EXERCISE AIM - Give an exact reproduction of all the lines in the listing.
+ + +
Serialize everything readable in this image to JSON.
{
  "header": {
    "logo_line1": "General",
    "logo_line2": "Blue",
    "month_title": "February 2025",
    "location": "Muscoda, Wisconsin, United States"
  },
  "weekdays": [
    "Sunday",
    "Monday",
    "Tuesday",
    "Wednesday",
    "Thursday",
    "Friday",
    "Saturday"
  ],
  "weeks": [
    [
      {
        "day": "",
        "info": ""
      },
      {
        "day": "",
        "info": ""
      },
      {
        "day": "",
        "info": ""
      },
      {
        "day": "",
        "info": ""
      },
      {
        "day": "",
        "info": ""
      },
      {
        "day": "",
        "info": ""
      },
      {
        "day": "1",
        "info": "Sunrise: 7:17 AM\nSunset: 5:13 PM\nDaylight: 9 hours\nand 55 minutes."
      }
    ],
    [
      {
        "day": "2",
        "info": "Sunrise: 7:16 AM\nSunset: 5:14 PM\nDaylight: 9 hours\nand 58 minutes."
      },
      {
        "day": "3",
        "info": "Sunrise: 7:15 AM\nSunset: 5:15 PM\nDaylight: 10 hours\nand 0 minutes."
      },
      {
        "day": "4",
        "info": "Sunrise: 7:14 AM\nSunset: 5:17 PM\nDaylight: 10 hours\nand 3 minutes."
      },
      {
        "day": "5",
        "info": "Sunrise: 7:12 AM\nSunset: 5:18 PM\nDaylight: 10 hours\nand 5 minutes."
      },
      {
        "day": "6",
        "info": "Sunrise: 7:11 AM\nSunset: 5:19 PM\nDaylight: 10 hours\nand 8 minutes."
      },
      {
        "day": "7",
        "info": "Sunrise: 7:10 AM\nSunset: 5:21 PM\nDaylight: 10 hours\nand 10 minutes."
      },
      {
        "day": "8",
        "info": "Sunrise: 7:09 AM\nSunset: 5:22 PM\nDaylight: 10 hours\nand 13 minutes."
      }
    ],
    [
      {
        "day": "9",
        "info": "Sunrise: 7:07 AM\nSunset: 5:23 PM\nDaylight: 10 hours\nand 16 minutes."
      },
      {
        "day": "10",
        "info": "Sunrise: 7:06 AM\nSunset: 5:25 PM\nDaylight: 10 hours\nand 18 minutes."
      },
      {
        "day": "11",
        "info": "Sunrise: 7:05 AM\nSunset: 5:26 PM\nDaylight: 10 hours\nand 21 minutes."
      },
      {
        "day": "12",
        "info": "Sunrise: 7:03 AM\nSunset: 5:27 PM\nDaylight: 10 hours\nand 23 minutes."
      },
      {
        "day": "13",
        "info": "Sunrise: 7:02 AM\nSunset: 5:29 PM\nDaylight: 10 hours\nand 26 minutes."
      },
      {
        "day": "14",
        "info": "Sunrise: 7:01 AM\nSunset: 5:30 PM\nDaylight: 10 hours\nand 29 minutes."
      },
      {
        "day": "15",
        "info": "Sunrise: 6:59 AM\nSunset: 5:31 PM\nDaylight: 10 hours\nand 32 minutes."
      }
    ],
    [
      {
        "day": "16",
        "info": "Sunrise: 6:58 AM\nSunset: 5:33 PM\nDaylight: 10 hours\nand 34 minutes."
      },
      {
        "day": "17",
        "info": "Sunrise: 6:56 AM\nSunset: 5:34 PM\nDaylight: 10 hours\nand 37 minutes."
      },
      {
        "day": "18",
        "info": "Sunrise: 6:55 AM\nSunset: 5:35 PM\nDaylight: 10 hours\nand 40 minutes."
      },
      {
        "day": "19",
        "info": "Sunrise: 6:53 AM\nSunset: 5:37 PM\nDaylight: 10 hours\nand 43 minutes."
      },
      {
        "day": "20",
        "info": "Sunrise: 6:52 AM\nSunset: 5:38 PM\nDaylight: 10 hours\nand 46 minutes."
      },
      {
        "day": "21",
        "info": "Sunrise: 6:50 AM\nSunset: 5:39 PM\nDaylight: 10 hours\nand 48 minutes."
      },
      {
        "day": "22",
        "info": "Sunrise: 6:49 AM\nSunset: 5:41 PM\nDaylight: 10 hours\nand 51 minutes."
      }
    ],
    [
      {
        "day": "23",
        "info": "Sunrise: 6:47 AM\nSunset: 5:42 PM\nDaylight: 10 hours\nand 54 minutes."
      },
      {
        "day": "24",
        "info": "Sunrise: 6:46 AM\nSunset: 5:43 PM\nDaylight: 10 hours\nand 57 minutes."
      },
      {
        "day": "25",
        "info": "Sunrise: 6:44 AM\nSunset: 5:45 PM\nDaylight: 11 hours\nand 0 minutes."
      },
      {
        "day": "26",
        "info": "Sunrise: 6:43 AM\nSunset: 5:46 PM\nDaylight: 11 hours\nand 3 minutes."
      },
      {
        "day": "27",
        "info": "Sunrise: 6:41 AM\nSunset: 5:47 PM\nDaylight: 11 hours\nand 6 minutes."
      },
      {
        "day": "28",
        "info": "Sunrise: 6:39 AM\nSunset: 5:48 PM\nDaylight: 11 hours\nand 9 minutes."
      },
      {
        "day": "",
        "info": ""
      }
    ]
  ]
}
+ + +
EXERCISE RESPONSE -
Serialize everything readable in this image to JSON.
{
  "header": {
    "logo_line1": "General",
    "logo_line2": "Blue",
    "month_title": "February 2025",
    "location": "Muscoda, Wisconsin, United States"
  },
  "weekdays": [
    "Sunday",
    "Monday",
    "Tuesday",
    "Wednesday",
    "Thursday",
    "Friday",
    "Saturday"
  ],
  "weeks": [
    [
      {
        "day": "",
        "info": ""
      },
      {
        "day": "",
        "info": ""
      },
      {
        "day": "",
        "info": ""
      },
      {
        "day": "",
        "info": ""
      },
      {
        "day": "",
        "info": ""
      },
      {
        "day": "",
        "info": ""
      },
      {
        "day": "1",
        "info": "Sunrise: 7:17 AM\nSunset: 5:13 PM\nDaylight: 9 hours\nand 55 minutes."
      }
    ],
    [
      {
        "day": "2",
        "info": "Sunrise: 7:16 AM\nSunset: 5:14 PM\nDaylight: 9 hours\nand 58 minutes."
      },
      {
        "day": "3",
        "info": "Sunrise: 7:15 AM\nSunset: 5:15 PM\nDaylight: 10 hours\nand 0 minutes."
      },
      {
        "day": "4",
        "info": "Sunrise: 7:14 AM\nSunset: 5:17 PM\nDaylight: 10 hours\nand 3 minutes."
      },
      {
        "day": "5",
        "info": "Sunrise: 7:12 AM\nSunset: 5:18 PM\nDaylight: 10 hours\nand 5 minutes."
      },
      {
        "day": "6",
        "info": "Sunrise: 7:11 AM\nSunset: 5:19 PM\nDaylight: 10 hours\nand 8 minutes."
      },
      {
        "day": "7",
        "info": "Sunrise: 7:10 AM\nSunset: 5:21 PM\nDaylight: 10 hours\nand 10 minutes."
      },
      {
        "day": "8",
        "info": "Sunrise: 7:09 AM\nSunset: 5:22 PM\nDaylight: 10 hours\nand 13 minutes."
      }
    ],
    [
      {
        "day": "9",
        "info": "Sunrise: 7:07 AM\nSunset: 5:23 PM\nDaylight: 10 hours\nand 16 minutes."
      },
      {
        "day": "10",
        "info": "Sunrise: 7:06 AM\nSunset: 5:25 PM\nDaylight: 10 hours\nand 18 minutes."
      },
      {
        "day": "11",
        "info": "Sunrise: 7:05 AM\nSunset: 5:26 PM\nDaylight: 10 hours\nand 21 minutes."
      },
      {
        "day": "12",
        "info": "Sunrise: 7:03 AM\nSunset: 5:27 PM\nDaylight: 10 hours\nand 23 minutes."
      },
      {
        "day": "13",
        "info": "Sunrise: 7:02 AM\nSunset: 5:29 PM\nDaylight: 10 hours\nand 26 minutes."
      },
      {
        "day": "14",
        "info": "Sunrise: 7:01 AM\nSunset: 5:30 PM\nDaylight: 10 hours\nand 29 minutes."
      },
      {
        "day": "15",
        "info": "Sunrise: 6:59 AM\nSunset: 5:31 PM\nDaylight: 10 hours\nand 32 minutes."
      }
    ],
    [
      {
        "day": "16",
        "info": "Sunrise: 6:58 AM\nSunset: 5:33 PM\nDaylight: 10 hours\nand 34 minutes."
      },
      {
        "day": "17",
        "info": "Sunrise: 6:56 AM\nSunset: 5:34 PM\nDaylight: 10 hours\nand 37 minutes."
      },
      {
        "day": "18",
        "info": "Sunrise: 6:55 AM\nSunset: 5:35 PM\nDaylight: 10 hours\nand 40 minutes."
      },
      {
        "day": "19",
        "info": "Sunrise: 6:53 AM\nSunset: 5:37 PM\nDaylight: 10 hours\nand 43 minutes."
      },
      {
        "day": "20",
        "info": "Sunrise: 6:52 AM\nSunset: 5:38 PM\nDaylight: 10 hours\nand 46 minutes."
      },
      {
        "day": "21",
        "info": "Sunrise: 6:50 AM\nSunset: 5:39 PM\nDaylight: 10 hours\nand 48 minutes."
      },
      {
        "day": "22",
        "info": "Sunrise: 6:49 AM\nSunset: 5:41 PM\nDaylight: 10 hours\nand 51 minutes."
      }
    ],
    [
      {
        "day": "23",
        "info": "Sunrise: 6:47 AM\nSunset: 5:42 PM\nDaylight: 10 hours\nand 54 minutes."
      },
      {
        "day": "24",
        "info": "Sunrise: 6:46 AM\nSunset: 5:43 PM\nDaylight: 10 hours\nand 57 minutes."
      },
      {
        "day": "25",
        "info": "Sunrise: 6:44 AM\nSunset: 5:45 PM\nDaylight: 11 hours\nand 0 minutes."
      },
      {
        "day": "26",
        "info": "Sunrise: 6:43 AM\nSunset: 5:46 PM\nDaylight: 11 hours\nand 3 minutes."
      },
      {
        "day": "27",
        "info": "Sunrise: 6:41 AM\nSunset: 5:47 PM\nDaylight: 11 hours\nand 6 minutes."
      },
      {
        "day": "28",
        "info": "Sunrise: 6:39 AM\nSunset: 5:48 PM\nDaylight: 11 hours\nand 9 minutes."
      },
      {
        "day": "",
        "info": ""
      }
    ]
  ]
}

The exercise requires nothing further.